● Task brief
Return each of the entries below precisely as it appears.

● Source material
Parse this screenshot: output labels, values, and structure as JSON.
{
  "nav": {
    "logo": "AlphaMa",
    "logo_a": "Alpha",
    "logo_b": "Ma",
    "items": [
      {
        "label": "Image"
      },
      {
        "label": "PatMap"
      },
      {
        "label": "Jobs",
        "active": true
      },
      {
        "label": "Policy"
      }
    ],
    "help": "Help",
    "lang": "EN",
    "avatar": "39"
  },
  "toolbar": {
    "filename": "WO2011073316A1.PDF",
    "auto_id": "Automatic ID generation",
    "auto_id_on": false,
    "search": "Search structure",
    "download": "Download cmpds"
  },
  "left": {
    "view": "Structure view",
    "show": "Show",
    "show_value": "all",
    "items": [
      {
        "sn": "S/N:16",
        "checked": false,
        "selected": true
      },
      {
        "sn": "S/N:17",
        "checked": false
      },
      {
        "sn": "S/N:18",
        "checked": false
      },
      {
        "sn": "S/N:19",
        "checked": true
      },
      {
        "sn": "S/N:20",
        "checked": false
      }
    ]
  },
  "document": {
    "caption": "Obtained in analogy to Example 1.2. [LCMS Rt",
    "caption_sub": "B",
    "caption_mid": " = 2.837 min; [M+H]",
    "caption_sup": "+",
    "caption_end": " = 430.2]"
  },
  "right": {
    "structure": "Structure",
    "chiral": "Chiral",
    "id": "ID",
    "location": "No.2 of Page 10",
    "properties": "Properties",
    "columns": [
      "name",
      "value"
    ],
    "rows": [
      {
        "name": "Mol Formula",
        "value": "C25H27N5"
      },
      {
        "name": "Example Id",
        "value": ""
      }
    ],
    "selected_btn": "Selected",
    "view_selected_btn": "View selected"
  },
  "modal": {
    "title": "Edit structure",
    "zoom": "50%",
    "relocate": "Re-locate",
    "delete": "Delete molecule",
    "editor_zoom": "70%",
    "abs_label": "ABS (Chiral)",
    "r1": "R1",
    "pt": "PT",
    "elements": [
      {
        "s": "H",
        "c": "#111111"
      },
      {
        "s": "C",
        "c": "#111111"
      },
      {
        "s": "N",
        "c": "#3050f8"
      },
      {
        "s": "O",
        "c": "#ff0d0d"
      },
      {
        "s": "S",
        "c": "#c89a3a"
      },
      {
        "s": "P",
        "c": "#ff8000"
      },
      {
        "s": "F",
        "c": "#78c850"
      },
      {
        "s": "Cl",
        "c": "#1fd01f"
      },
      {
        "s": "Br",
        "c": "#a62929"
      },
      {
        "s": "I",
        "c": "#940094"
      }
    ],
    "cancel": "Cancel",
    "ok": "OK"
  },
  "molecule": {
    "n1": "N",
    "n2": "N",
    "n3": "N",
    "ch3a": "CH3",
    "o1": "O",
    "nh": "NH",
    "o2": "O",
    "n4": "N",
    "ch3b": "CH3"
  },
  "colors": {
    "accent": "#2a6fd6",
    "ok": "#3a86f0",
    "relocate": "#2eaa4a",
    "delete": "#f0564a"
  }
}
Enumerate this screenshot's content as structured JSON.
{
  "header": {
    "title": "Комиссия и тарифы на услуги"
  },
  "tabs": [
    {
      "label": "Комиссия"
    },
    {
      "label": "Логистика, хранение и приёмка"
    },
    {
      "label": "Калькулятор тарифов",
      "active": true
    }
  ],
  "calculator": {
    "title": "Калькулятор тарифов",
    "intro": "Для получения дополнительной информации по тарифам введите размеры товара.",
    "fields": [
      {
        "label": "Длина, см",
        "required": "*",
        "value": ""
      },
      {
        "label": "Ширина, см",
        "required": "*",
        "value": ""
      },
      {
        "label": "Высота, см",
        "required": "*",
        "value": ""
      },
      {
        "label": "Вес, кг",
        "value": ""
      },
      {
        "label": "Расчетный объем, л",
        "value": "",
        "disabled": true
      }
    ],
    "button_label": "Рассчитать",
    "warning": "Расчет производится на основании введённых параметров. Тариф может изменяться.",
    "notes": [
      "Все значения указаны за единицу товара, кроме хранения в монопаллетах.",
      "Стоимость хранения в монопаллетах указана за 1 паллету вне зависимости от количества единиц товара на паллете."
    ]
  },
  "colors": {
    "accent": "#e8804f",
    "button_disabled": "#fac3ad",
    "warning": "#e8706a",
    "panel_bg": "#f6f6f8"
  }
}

● Task answer
Parse this screenshot: output labels, values, and structure as JSON.
{
  "nav": {
    "logo": "AlphaMa",
    "logo_a": "Alpha",
    "logo_b": "Ma",
    "items": [
      {
        "label": "Image"
      },
      {
        "label": "PatMap"
      },
      {
        "label": "Jobs",
        "active": true
      },
      {
        "label": "Policy"
      }
    ],
    "help": "Help",
    "lang": "EN",
    "avatar": "39"
  },
  "toolbar": {
    "filename": "WO2011073316A1.PDF",
    "auto_id": "Automatic ID generation",
    "auto_id_on": false,
    "search": "Search structure",
    "download": "Download cmpds"
  },
  "left": {
    "view": "Structure view",
    "show": "Show",
    "show_value": "all",
    "items": [
      {
        "sn": "S/N:16",
        "checked": false,
        "selected": true
      },
      {
        "sn": "S/N:17",
        "checked": false
      },
      {
        "sn": "S/N:18",
        "checked": false
      },
      {
        "sn": "S/N:19",
        "checked": true
      },
      {
        "sn": "S/N:20",
        "checked": false
      }
    ]
  },
  "document": {
    "caption": "Obtained in analogy to Example 1.2. [LCMS Rt",
    "caption_sub": "B",
    "caption_mid": " = 2.837 min; [M+H]",
    "caption_sup": "+",
    "caption_end": " = 430.2]"
  },
  "right": {
    "structure": "Structure",
    "chiral": "Chiral",
    "id": "ID",
    "location": "No.2 of Page 10",
    "properties": "Properties",
    "columns": [
      "name",
      "value"
    ],
    "rows": [
      {
        "name": "Mol Formula",
        "value": "C25H27N5"
      },
      {
        "name": "Example Id",
        "value": ""
      }
    ],
    "selected_btn": "Selected",
    "view_selected_btn": "View selected"
  },
  "modal": {
    "title": "Edit structure",
    "zoom": "50%",
    "relocate": "Re-locate",
    "delete": "Delete molecule",
    "editor_zoom": "70%",
    "abs_label": "ABS (Chiral)",
    "r1": "R1",
    "pt": "PT",
    "elements": [
      {
        "s": "H",
        "c": "#111111"
      },
      {
        "s": "C",
        "c": "#111111"
      },
      {
        "s": "N",
        "c": "#3050f8"
      },
      {
        "s": "O",
        "c": "#ff0d0d"
      },
      {
        "s": "S",
        "c": "#c89a3a"
      },
      {
        "s": "P",
        "c": "#ff8000"
      },
      {
        "s": "F",
        "c": "#78c850"
      },
      {
        "s": "Cl",
        "c": "#1fd01f"
      },
      {
        "s": "Br",
        "c": "#a62929"
      },
      {
        "s": "I",
        "c": "#940094"
      }
    ],
    "cancel": "Cancel",
    "ok": "OK"
  },
  "molecule": {
    "n1": "N",
    "n2": "N",
    "n3": "N",
    "ch3a": "CH3",
    "o1": "O",
    "nh": "NH",
    "o2": "O",
    "n4": "N",
    "ch3b": "CH3"
  },
  "colors": {
    "accent": "#2a6fd6",
    "ok": "#3a86f0",
    "relocate": "#2eaa4a",
    "delete": "#f0564a"
  }
}
Enumerate this screenshot's content as structured JSON.
{
  "header": {
    "title": "Комиссия и тарифы на услуги"
  },
  "tabs": [
    {
      "label": "Комиссия"
    },
    {
      "label": "Логистика, хранение и приёмка"
    },
    {
      "label": "Калькулятор тарифов",
      "active": true
    }
  ],
  "calculator": {
    "title": "Калькулятор тарифов",
    "intro": "Для получения дополнительной информации по тарифам введите размеры товара.",
    "fields": [
      {
        "label": "Длина, см",
        "required": "*",
        "value": ""
      },
      {
        "label": "Ширина, см",
        "required": "*",
        "value": ""
      },
      {
        "label": "Высота, см",
        "required": "*",
        "value": ""
      },
      {
        "label": "Вес, кг",
        "value": ""
      },
      {
        "label": "Расчетный объем, л",
        "value": "",
        "disabled": true
      }
    ],
    "button_label": "Рассчитать",
    "warning": "Расчет производится на основании введённых параметров. Тариф может изменяться.",
    "notes": [
      "Все значения указаны за единицу товара, кроме хранения в монопаллетах.",
      "Стоимость хранения в монопаллетах указана за 1 паллету вне зависимости от количества единиц товара на паллете."
    ]
  },
  "colors": {
    "accent": "#e8804f",
    "button_disabled": "#fac3ad",
    "warning": "#e8706a",
    "panel_bg": "#f6f6f8"
  }
}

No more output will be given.